|Interview Title||Archive #: Oral History||Project||Abstract|
|Tahzay Jones||2018-14-10||Observing Change in Alaska's National Parks||
Tahzay Jones was interviewed on March 29, 2019 by Leslie McCartney and Katie Cullen at the offices of the regional headquarters of the National Park Service-Alaska in Anchorage, Alaska. In this interview, Tahzay talks about his work as the Oceans and Coastal Programs Coordinator for the Alaska region of the National Park Service, which has allowed him to be involved with monitoring and studying coastal ecosystems of Alaska and the effects of environmental change. In this interview, Tahzay talks specifically about his work with coastal lagoons, coastal erosion, changes in vegetation, collapsing permafrost, and changes in sea ice and weather patterns around the Seward Peninsual and in Bering Land Bridge National Preserve. He also discusses his field work, the importance of protecting cultural and natural resources, human adaptation to change, and the importance of educating the public about the changing environment in the north.
|Jacob Martin||2018-14-11||Observing Change in Alaska's National Parks||
Jacob Martin was interviewed on April 16, 2019 by Leslie McCartney and Katie Cullen at the offices of Bering Land Bridge National Preserve in Nome, Alaska. In this interview, Jacob talks about his observations of changes in the local environment, animal and fish populations, weather patterns, vegetation, and sea ice and comments on how these changes are effecting people and their subsistence lifestyle. He also talks about human adaptation and the development of Nome's Climate Adaptation Plan, and the need to create awareness about environmental change in the north to a broader audience.
|Jeanette Koelsch, Part 1||2018-14-12||Observing Change in Alaska's National Parks||
Jeanette Koelsch is interviewed on April 17, 2019 by Leslie McCartney and Katie Cullen in her office at the headquarters of Bering Land Bridge National Preserve in Nome, Alaska. In this first part of a two part interview, Jeanette talks about her experience as a field ranger and as an interpretative ranger doing school programs for Bering Land Bridge National Preserve, as well as her current role as superintendent. She discusses her observations of changes in the environment in the region, including variations in the seasons, vegetation, species, sea ice, storm patterns, and erosion, and the effect of these changes on wildlife and humans. She also mentions some of the resource protection and management challenges these changes present for the National Park Service.
|Jeanette Koelsch, Part 2||2018-14-13||Observing Change in Alaska's National Parks||
This is the continuation of an interview with Jeanette Koelsch on April 18, 2019 by Leslie McCartney and Katie Cullen at her office at the headquarters of Bering Land Bridge National Preserve in Nome, Alaska.
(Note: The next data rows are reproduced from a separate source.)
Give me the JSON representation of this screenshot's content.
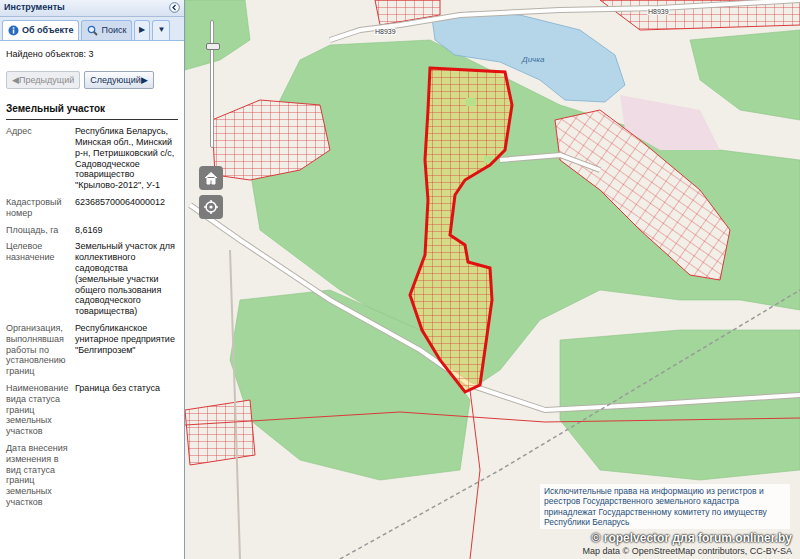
{
  "panel": {
    "title": "Инструменты",
    "tabs": [
      {
        "label": "Об объекте",
        "selected": true
      },
      {
        "label": "Поиск",
        "selected": false
      }
    ],
    "tab_scroll": "▶",
    "tab_menu": "▼"
  },
  "results": {
    "found": "Найдено объектов: 3",
    "prev": {
      "label": "◀Предыдущий",
      "disabled": true
    },
    "next": {
      "label": "Следующий▶",
      "disabled": false
    }
  },
  "object": {
    "title": "Земельный участок",
    "fields": [
      {
        "label": "Адрес",
        "value": "Республика Беларусь, Минская обл., Минский р-н, Петришковский с/с, Садоводческое товарищество \"Крылово-2012\", У-1"
      },
      {
        "label": "Кадастровый номер",
        "value": "623685700064000012"
      },
      {
        "label": "Площадь, га",
        "value": "8,6169"
      },
      {
        "label": "Целевое назначение",
        "value": "Земельный участок для коллективного садоводства (земельные участки общего пользования садоводческого товарищества)"
      },
      {
        "label": "Организация, выполнявшая работы по установлению границ",
        "value": "Республиканское унитарное предприятие \"Белгипрозем\""
      },
      {
        "label": "Наименование вида статуса границ земельных участков",
        "value": "Граница без статуса"
      },
      {
        "label": "Дата внесения изменения в вид статуса границ земельных участков",
        "value": ""
      }
    ]
  },
  "map": {
    "zoom": {
      "level": 0.82
    },
    "labels": [
      {
        "text": "Н8939"
      },
      {
        "text": "Н8939"
      },
      {
        "text": "Дичка"
      }
    ],
    "notice": "Исключительные права на информацию из регистров и реестров Государственного земельного кадастра принадлежат Государственному комитету по имуществу Республики Беларусь",
    "watermark": "© ropelvector для forum.onliner.by",
    "attribution": "Map data © OpenStreetMap contributors, CC-BY-SA"
  }
}
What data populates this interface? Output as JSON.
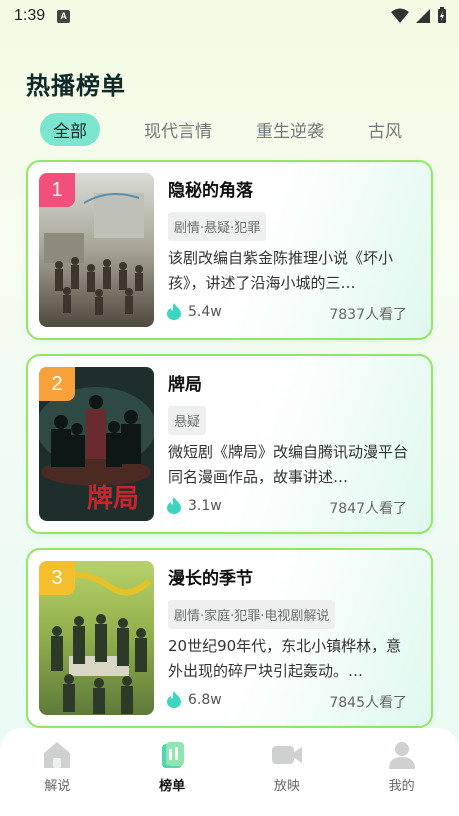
{
  "status_bar": {
    "time": "1:39",
    "notif_letter": "A"
  },
  "page_title": "热播榜单",
  "tabs": [
    {
      "label": "全部",
      "active": true
    },
    {
      "label": "现代言情",
      "active": false
    },
    {
      "label": "重生逆袭",
      "active": false
    },
    {
      "label": "古风",
      "active": false
    }
  ],
  "cards": [
    {
      "rank": "1",
      "rank_color": "#f24f7a",
      "title": "隐秘的角落",
      "tags": "剧情·悬疑·犯罪",
      "desc": "该剧改编自紫金陈推理小说《坏小孩》，讲述了沿海小城的三…",
      "likes": "5.4w",
      "views": "7837人看了"
    },
    {
      "rank": "2",
      "rank_color": "#f6a13a",
      "title": "牌局",
      "tags": "悬疑",
      "desc": "微短剧《牌局》改编自腾讯动漫平台同名漫画作品，故事讲述…",
      "likes": "3.1w",
      "views": "7847人看了"
    },
    {
      "rank": "3",
      "rank_color": "#f4be2c",
      "title": "漫长的季节",
      "tags": "剧情·家庭·犯罪·电视剧解说",
      "desc": "20世纪90年代，东北小镇桦林，意外出现的碎尸块引起轰动。…",
      "likes": "6.8w",
      "views": "7845人看了"
    }
  ],
  "bottom_nav": [
    {
      "label": "解说",
      "icon": "home-icon",
      "active": false
    },
    {
      "label": "榜单",
      "icon": "ranking-icon",
      "active": true
    },
    {
      "label": "放映",
      "icon": "video-camera-icon",
      "active": false
    },
    {
      "label": "我的",
      "icon": "profile-icon",
      "active": false
    }
  ],
  "colors": {
    "accent": "#7ce5cf",
    "card_border": "#93e565",
    "like_icon": "#3cd6c0"
  }
}
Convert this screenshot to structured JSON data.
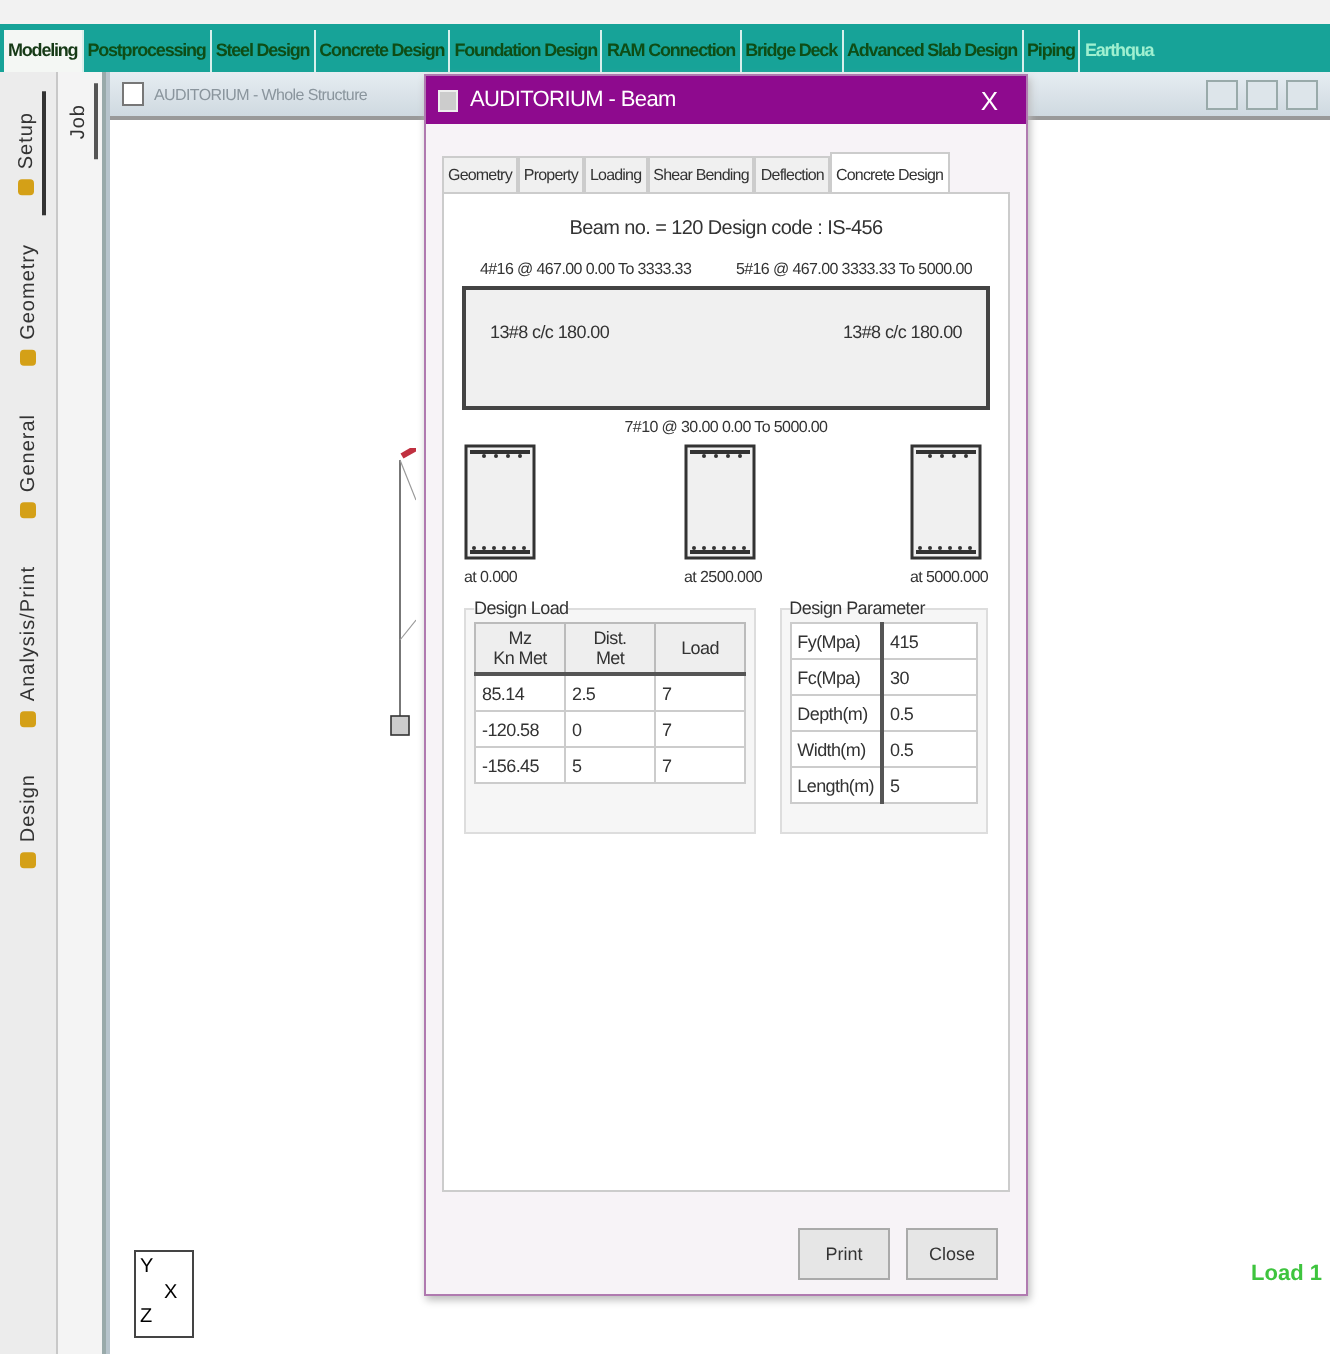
{
  "ribbon_tabs": [
    {
      "label": "Modeling",
      "selected": true
    },
    {
      "label": "Postprocessing",
      "selected": false
    },
    {
      "label": "Steel Design",
      "selected": false
    },
    {
      "label": "Concrete Design",
      "selected": false
    },
    {
      "label": "Foundation Design",
      "selected": false
    },
    {
      "label": "RAM Connection",
      "selected": false
    },
    {
      "label": "Bridge Deck",
      "selected": false
    },
    {
      "label": "Advanced Slab Design",
      "selected": false
    },
    {
      "label": "Piping",
      "selected": false
    },
    {
      "label": "Earthqua",
      "selected": false
    }
  ],
  "side_tabs": [
    {
      "label": "Setup",
      "selected": true
    },
    {
      "label": "Geometry",
      "selected": false
    },
    {
      "label": "General",
      "selected": false
    },
    {
      "label": "Analysis/Print",
      "selected": false
    },
    {
      "label": "Design",
      "selected": false
    }
  ],
  "job_tab": {
    "label": "Job",
    "selected": true
  },
  "structure_window": {
    "title": "AUDITORIUM - Whole Structure",
    "load_label": "Load 1",
    "axis": [
      "Y",
      "X",
      "Z"
    ]
  },
  "dialog": {
    "title": "AUDITORIUM - Beam",
    "close": "X",
    "tabs": [
      {
        "label": "Geometry",
        "selected": false
      },
      {
        "label": "Property",
        "selected": false
      },
      {
        "label": "Loading",
        "selected": false
      },
      {
        "label": "Shear Bending",
        "selected": false
      },
      {
        "label": "Deflection",
        "selected": false
      },
      {
        "label": "Concrete Design",
        "selected": true
      }
    ],
    "heading": "Beam no. = 120  Design code : IS-456",
    "top_bars": [
      "4#16 @ 467.00 0.00 To 3333.33",
      "5#16 @ 467.00 3333.33 To 5000.00"
    ],
    "stirrups": [
      "13#8 c/c 180.00",
      "13#8 c/c 180.00"
    ],
    "bottom_bars": "7#10 @ 30.00 0.00 To 5000.00",
    "sections": [
      "at 0.000",
      "at 2500.000",
      "at 5000.000"
    ],
    "design_load": {
      "title": "Design Load",
      "columns": [
        "Mz\nKn Met",
        "Dist.\nMet",
        "Load"
      ],
      "rows": [
        [
          "85.14",
          "2.5",
          "7"
        ],
        [
          "-120.58",
          "0",
          "7"
        ],
        [
          "-156.45",
          "5",
          "7"
        ]
      ]
    },
    "design_parameter": {
      "title": "Design Parameter",
      "rows": [
        {
          "label": "Fy(Mpa)",
          "value": "415"
        },
        {
          "label": "Fc(Mpa)",
          "value": "30"
        },
        {
          "label": "Depth(m)",
          "value": "0.5"
        },
        {
          "label": "Width(m)",
          "value": "0.5"
        },
        {
          "label": "Length(m)",
          "value": "5"
        }
      ]
    },
    "buttons": [
      "Print",
      "Close"
    ]
  }
}
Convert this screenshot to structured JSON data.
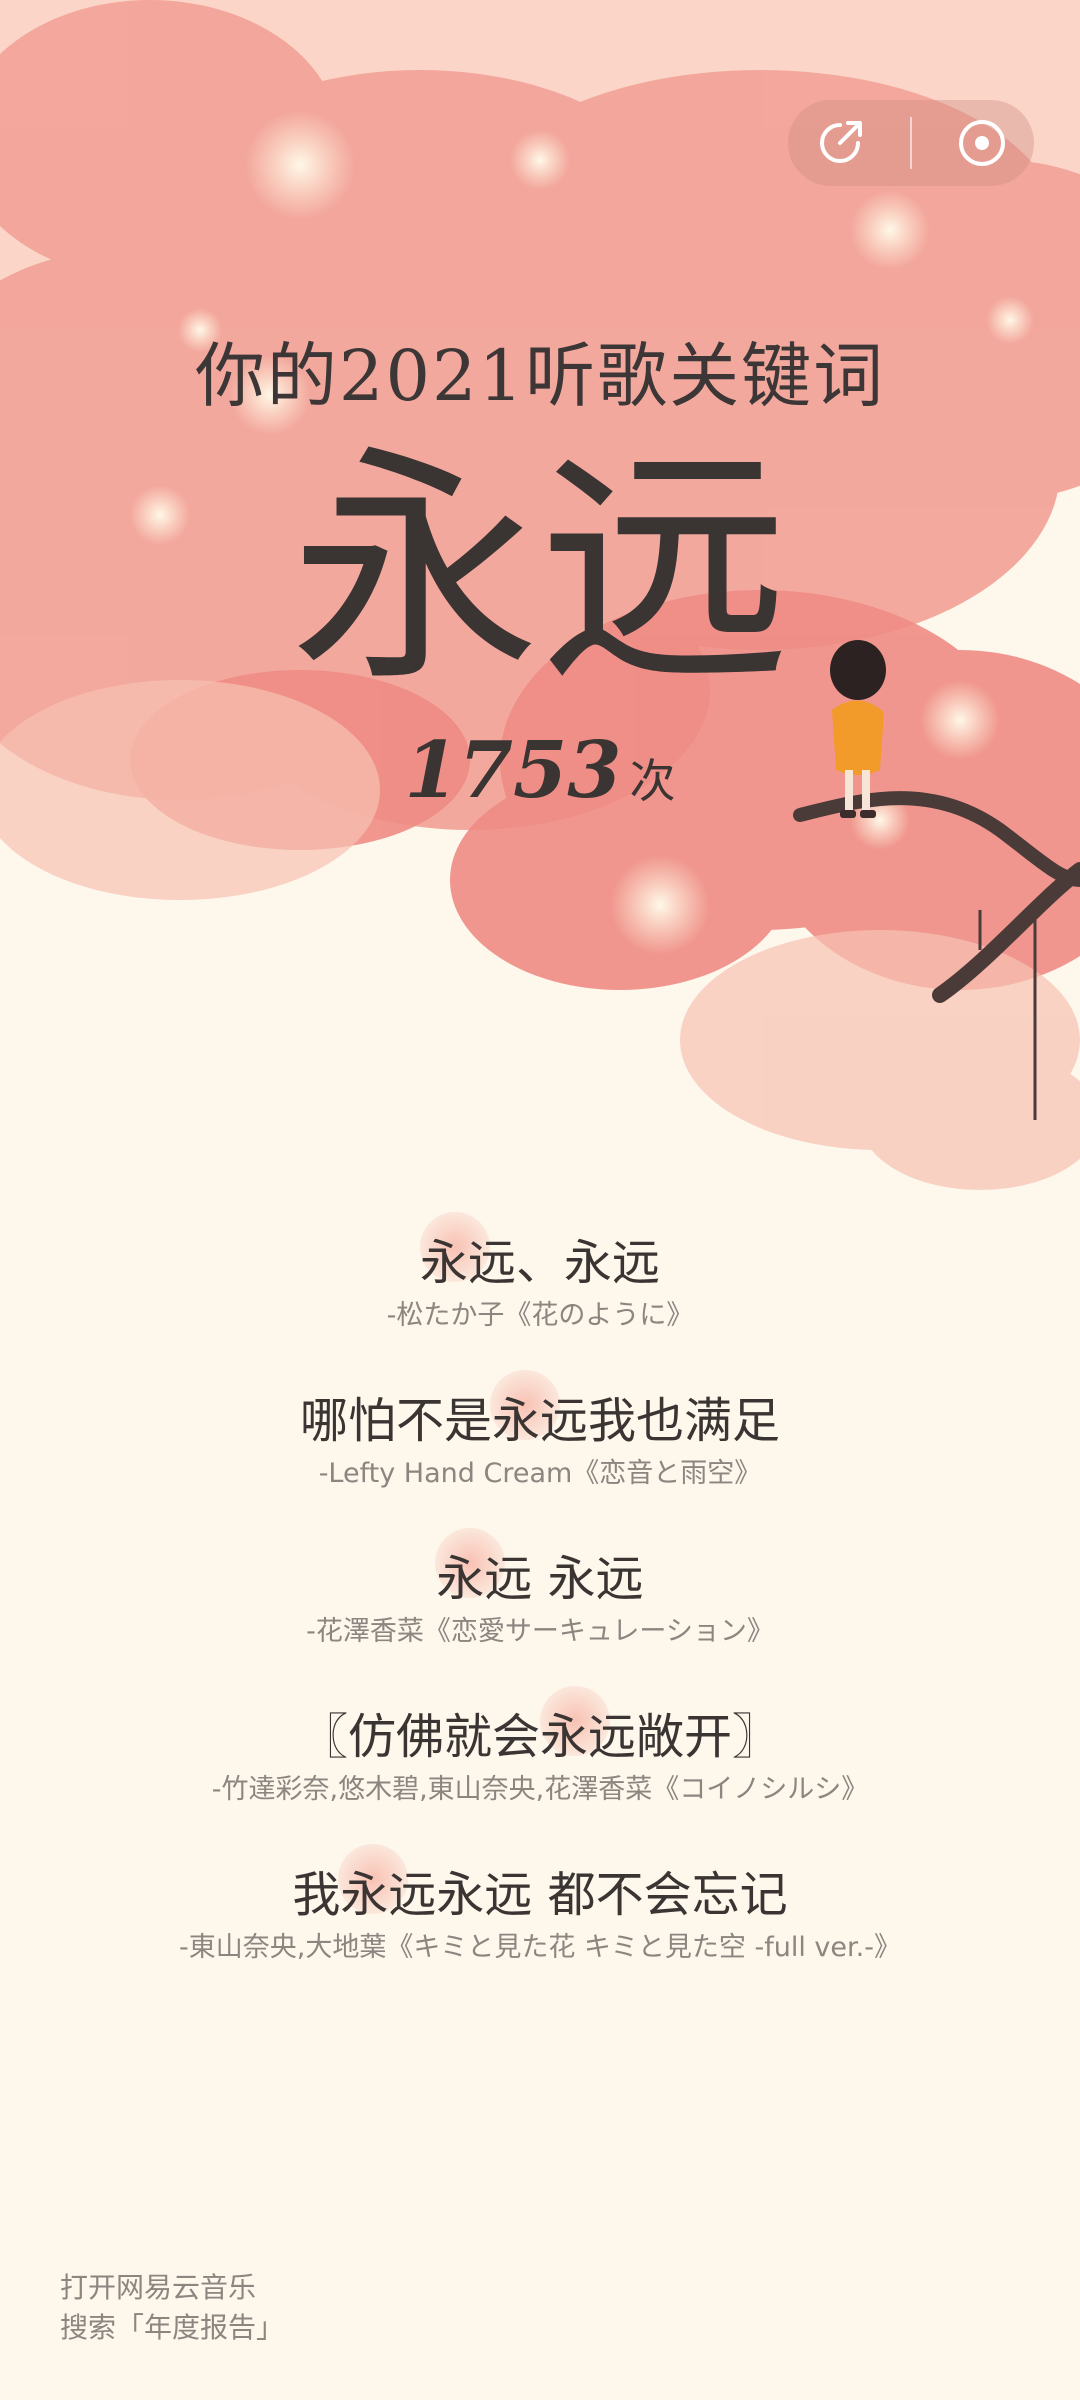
{
  "header": {
    "title": "你的2021听歌关键词"
  },
  "keyword": {
    "word": "永远",
    "count": "1753",
    "unit": "次"
  },
  "actions": {
    "share_icon": "share-icon",
    "music_icon": "disc-icon"
  },
  "lyrics": [
    {
      "line": "永远、永远",
      "source": "-松たか子《花のように》"
    },
    {
      "line": "哪怕不是永远我也满足",
      "source": "-Lefty Hand Cream《恋音と雨空》"
    },
    {
      "line": "永远 永远",
      "source": "-花澤香菜《恋愛サーキュレーション》"
    },
    {
      "line": "〖仿佛就会永远敞开〗",
      "source": "-竹達彩奈,悠木碧,東山奈央,花澤香菜《コイノシルシ》"
    },
    {
      "line": "我永远永远 都不会忘记",
      "source": "-東山奈央,大地葉《キミと見た花 キミと見た空 -full ver.-》"
    }
  ],
  "footer": {
    "line1": "打开网易云音乐",
    "line2": "搜索「年度报告」"
  },
  "colors": {
    "background": "#fdf7ec",
    "blossom": "#f2998f",
    "text": "#3a3433",
    "subtext": "#8c8580"
  }
}
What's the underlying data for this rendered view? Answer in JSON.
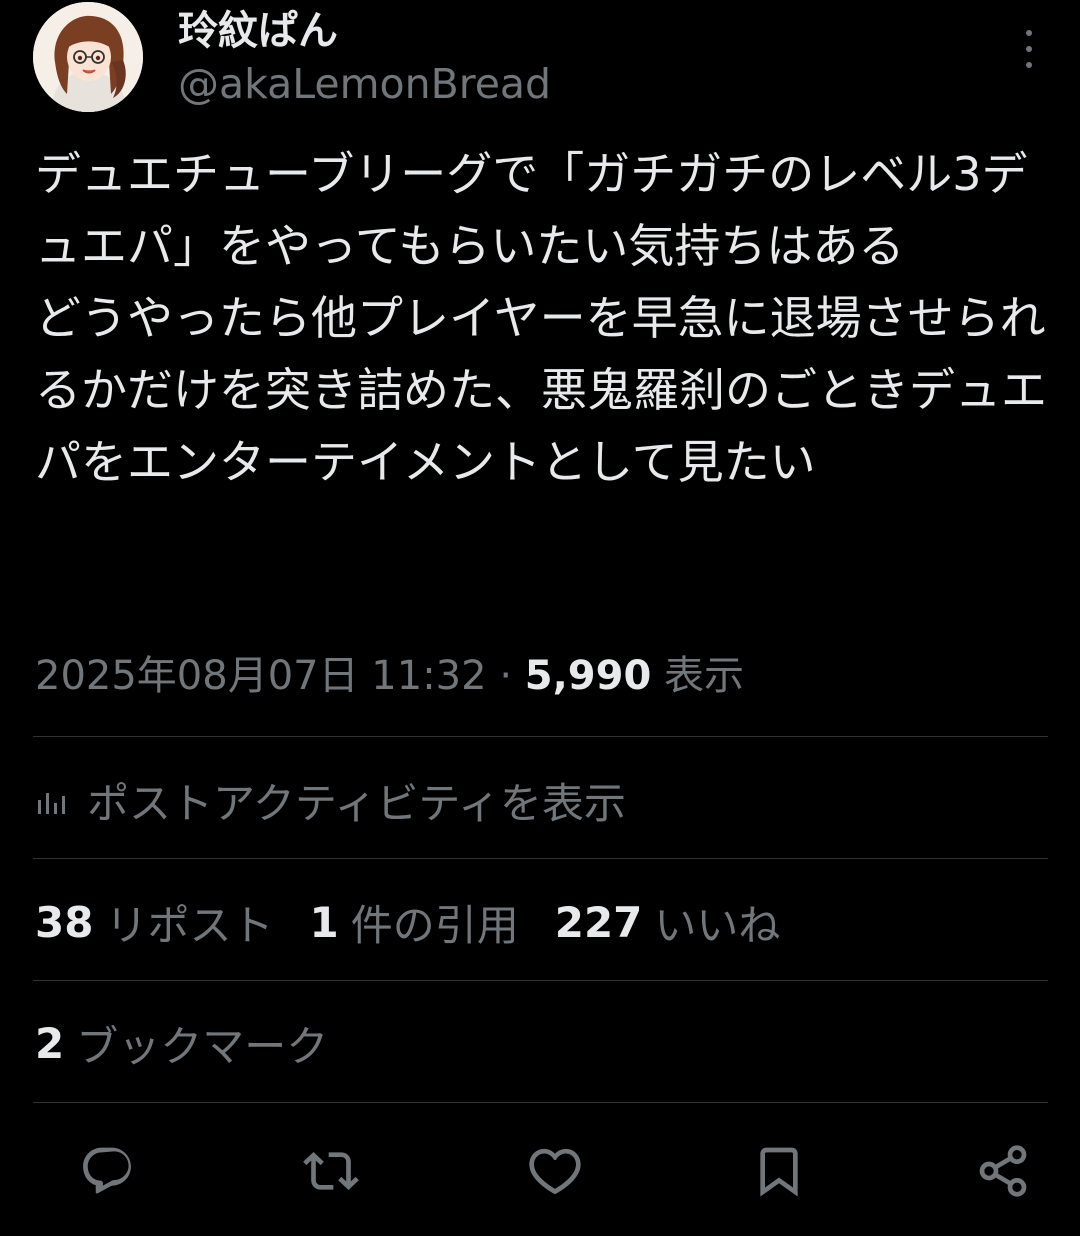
{
  "author": {
    "display_name": "玲紋ぱん",
    "handle": "@akaLemonBread",
    "avatar_icon": "avatar-anime-girl"
  },
  "tweet": {
    "text": "デュエチューブリーグで「ガチガチのレベル3デュエパ」をやってもらいたい気持ちはある\nどうやったら他プレイヤーを早急に退場させられるかだけを突き詰めた、悪鬼羅刹のごときデュエパをエンターテイメントとして見たい",
    "timestamp": "2025年08月07日 11:32",
    "separator": "·",
    "views_count": "5,990",
    "views_label": "表示"
  },
  "activity": {
    "label": "ポストアクティビティを表示",
    "icon": "bar-chart-icon"
  },
  "stats": [
    {
      "count": "38",
      "label": "リポスト"
    },
    {
      "count": "1",
      "label": "件の引用"
    },
    {
      "count": "227",
      "label": "いいね"
    }
  ],
  "bookmarks": {
    "count": "2",
    "label": "ブックマーク"
  },
  "actions": [
    "reply-icon",
    "retweet-icon",
    "like-icon",
    "bookmark-icon",
    "share-icon"
  ],
  "colors": {
    "background": "#000000",
    "primary_text": "#e7e9ea",
    "secondary_text": "#71767b",
    "divider": "#2f3336"
  }
}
In this second part of a two part interview, Jeanette continues to talk about her observations of environmental change in the region and the effect it is having on animal populations and humans who depend upon access to wild resources for their food. She also discusses concerns about environmental disaster, the need for monitoring and response, and future resource management challenges faced by the National Park Service. She empahsizes the need to educate a wider public about environmental change in the north, to better plan for human adaptation, and her role as advocate.
|Letty Hughes||2018-14-14||Observing Change in Alaska's National Parks||
Letty Hughes was interviewed on April 14, 2019 by Leslie McCartney and Katie Cullen in her office at the headquarters of Bering Land Bridge National Preserve in Nome, Alaska. In this interview, Letty talks about her wildlife research and survey work as the preserve's wildlife biologist and observations she has made about environmental change and its effect on wildlife and human use in the region. She also discusses the effect of a changing environment on the ability to conduct fieldwork in the area and about the importance of educating a broad public audience about the impacts of change in the north.